The high flying days of the aviation industry around the world is numbered. First, there was the high price of oil in 2008 followed by the global recession. Finding no other options, Indian government has decided to allow foreign investors to buy up stakes in its domestic airlines; a thing that has never been allowed by the government for decades. On the contrary, Indian domestic could buy 49% stakes in foreign carriers which includes portfolio and direct investments.
Praful Patel, Civil Aviation Minister, told reporters in Mumbai that government is studying a proposal to allow foreign airlines to buy stakes in domestic airlines. It would help to better the conditions of the domestic airlines that are now going through severe financial crisis.
In the pre-recession period, Indian aviation sector, like other industries of the country, was observing a better year-to-year growth but things took an ugly turn when price of oil sky-rocketed in the middle of 2008. Many domestic airlines cut down their flight routes, decreased stuffs and changed business policy of collecting passengers through travel agencies to save money. Now, they are in a deeper crisis. The world wide economic slowdown has changed everything. Indian aviation companies are now finding it difficult to raise money. Analysts forecast that the industry would incur a loss of Rs. 80 billion in the current fiscal year ending in March. Mr. Patel said that, at such critical situation, injecting more cash directly into the industry would not change anything. Government will bring necessary changes in business policies to give the industry some breathing space.
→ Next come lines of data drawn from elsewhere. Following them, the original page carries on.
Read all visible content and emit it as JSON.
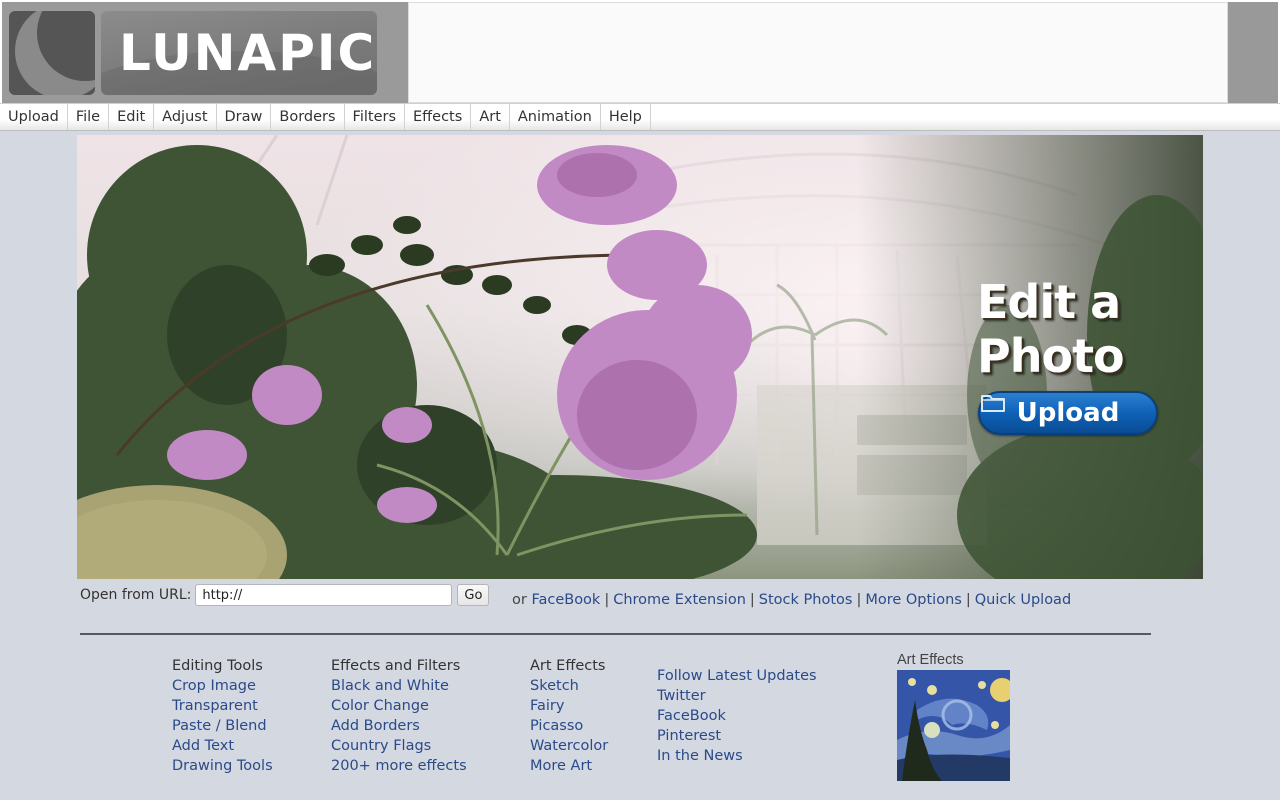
{
  "header": {
    "logo_text": "LUNAPIC"
  },
  "menu": {
    "items": [
      "Upload",
      "File",
      "Edit",
      "Adjust",
      "Draw",
      "Borders",
      "Filters",
      "Effects",
      "Art",
      "Animation",
      "Help"
    ]
  },
  "hero": {
    "title_line1": "Edit a",
    "title_line2": "Photo",
    "upload_label": "Upload",
    "upload_icon": "folder-icon",
    "upload_color": "#0d5fb4"
  },
  "url_row": {
    "label": "Open from URL:",
    "input_value": "http://",
    "go_label": "Go"
  },
  "links_row": {
    "prefix": "or",
    "links": [
      "FaceBook",
      "Chrome Extension",
      "Stock Photos",
      "More Options",
      "Quick Upload"
    ]
  },
  "footer": {
    "columns": [
      {
        "heading": "Editing Tools",
        "links": [
          "Crop Image",
          "Transparent",
          "Paste / Blend",
          "Add Text",
          "Drawing Tools"
        ]
      },
      {
        "heading": "Effects and Filters",
        "links": [
          "Black and White",
          "Color Change",
          "Add Borders",
          "Country Flags",
          "200+ more effects"
        ]
      },
      {
        "heading": "Art Effects",
        "links": [
          "Sketch",
          "Fairy",
          "Picasso",
          "Watercolor",
          "More Art"
        ]
      },
      {
        "heading": "",
        "links": [
          "Follow Latest Updates",
          "Twitter",
          "FaceBook",
          "Pinterest",
          "In the News"
        ]
      }
    ],
    "art_box": {
      "title": "Art Effects",
      "thumbnail": "starry-night-thumbnail"
    }
  },
  "colors": {
    "page_bg": "#d4d8e0",
    "link": "#2a4a8a",
    "header_gray": "#9a9a9a"
  }
}
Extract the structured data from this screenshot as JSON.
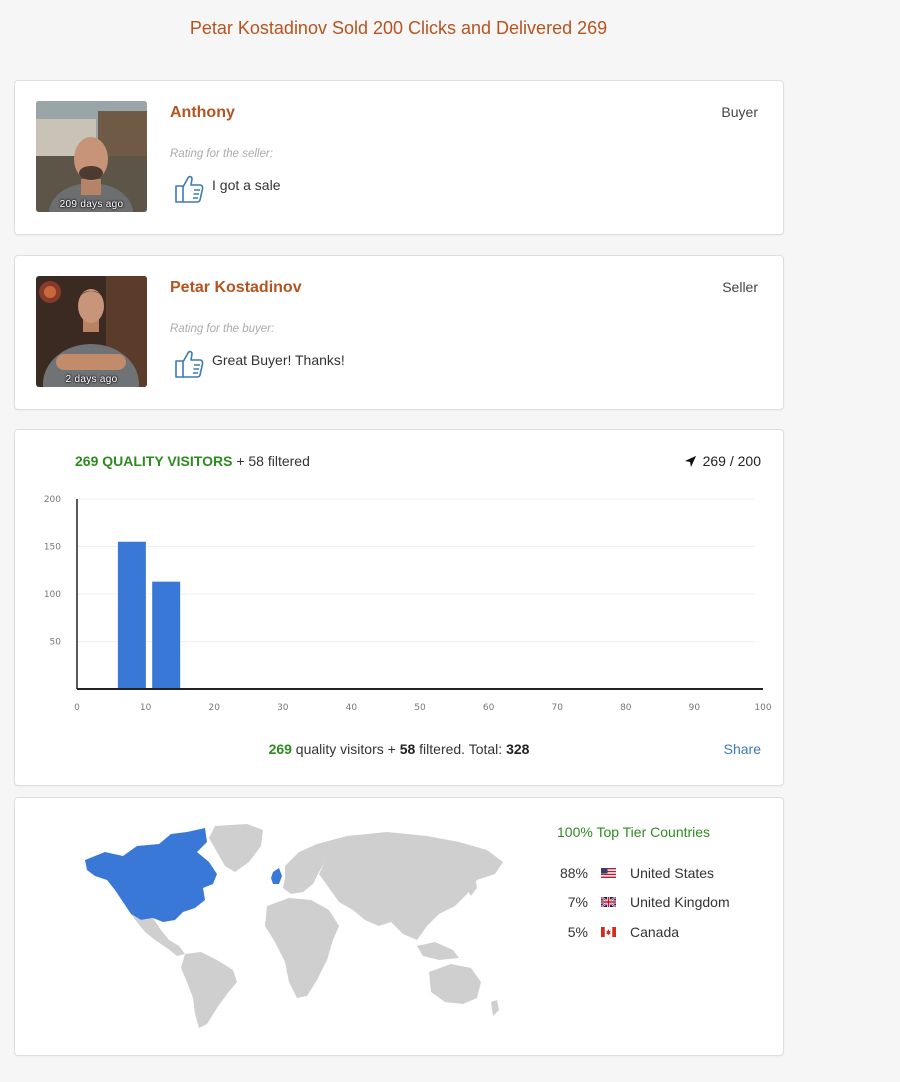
{
  "title": "Petar Kostadinov Sold 200 Clicks and Delivered 269",
  "reviews": [
    {
      "name": "Anthony",
      "role": "Buyer",
      "label": "Rating for the seller:",
      "text": "I got a sale",
      "age": "209 days ago"
    },
    {
      "name": "Petar Kostadinov",
      "role": "Seller",
      "label": "Rating for the buyer:",
      "text": "Great Buyer! Thanks!",
      "age": "2 days ago"
    }
  ],
  "stats": {
    "quality_count": "269 QUALITY VISITORS",
    "filtered_text": "+ 58 filtered",
    "clicks": "269 / 200",
    "summary": {
      "quality": "269",
      "mid": " quality visitors + ",
      "filtered": "58",
      "filtered_suffix": " filtered. Total: ",
      "total": "328"
    },
    "share_label": "Share",
    "accent_color": "#2e8b1f"
  },
  "chart_data": {
    "type": "bar",
    "x": [
      8,
      13
    ],
    "values": [
      155,
      113
    ],
    "xlim": [
      0,
      100
    ],
    "ylim": [
      0,
      200
    ],
    "xticks": [
      0,
      10,
      20,
      30,
      40,
      50,
      60,
      70,
      80,
      90,
      100
    ],
    "yticks": [
      50,
      100,
      150,
      200
    ],
    "bar_color": "#3a78d8",
    "grid": true
  },
  "geo": {
    "tier_label": "100% Top Tier Countries",
    "countries": [
      {
        "pct": "88%",
        "name": "United States",
        "flag": "us-flag-icon"
      },
      {
        "pct": "7%",
        "name": "United Kingdom",
        "flag": "uk-flag-icon"
      },
      {
        "pct": "5%",
        "name": "Canada",
        "flag": "ca-flag-icon"
      }
    ],
    "highlight_color": "#3a78d8",
    "land_color": "#cfcfcf"
  }
}
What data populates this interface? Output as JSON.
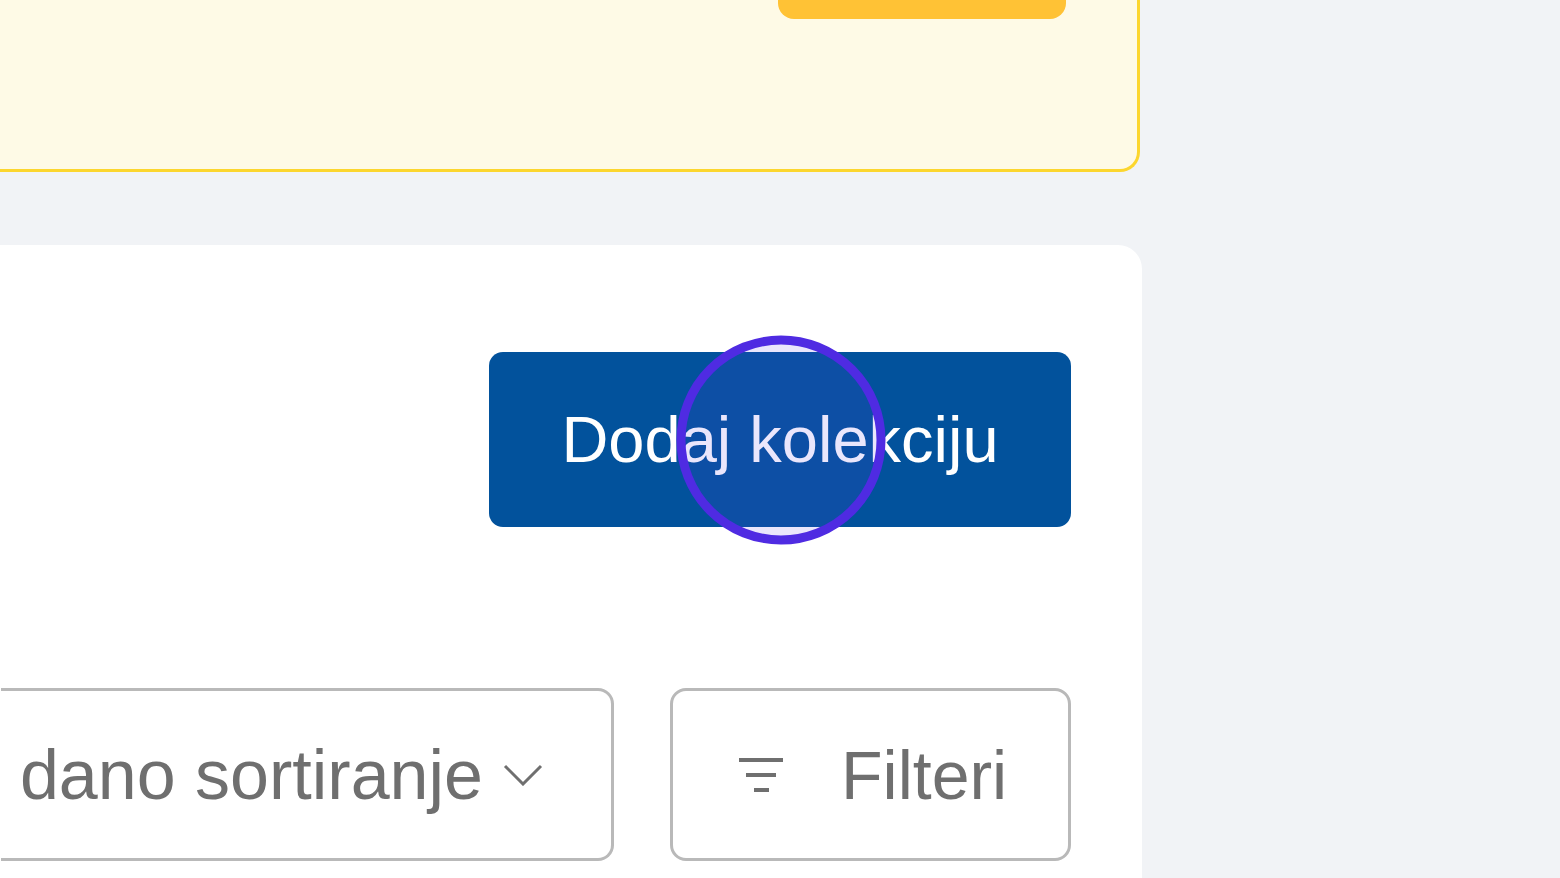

If this law is passed, then foreign aviation companies like Singapore Airlines Ltd., Virgin Atlantic Airways Ltd. and others would be able to invest in the Indian aviation sector.
(This entry was first published in February 2009. Because of a technical problem, the entry had to be deleted and I am reposting again now.)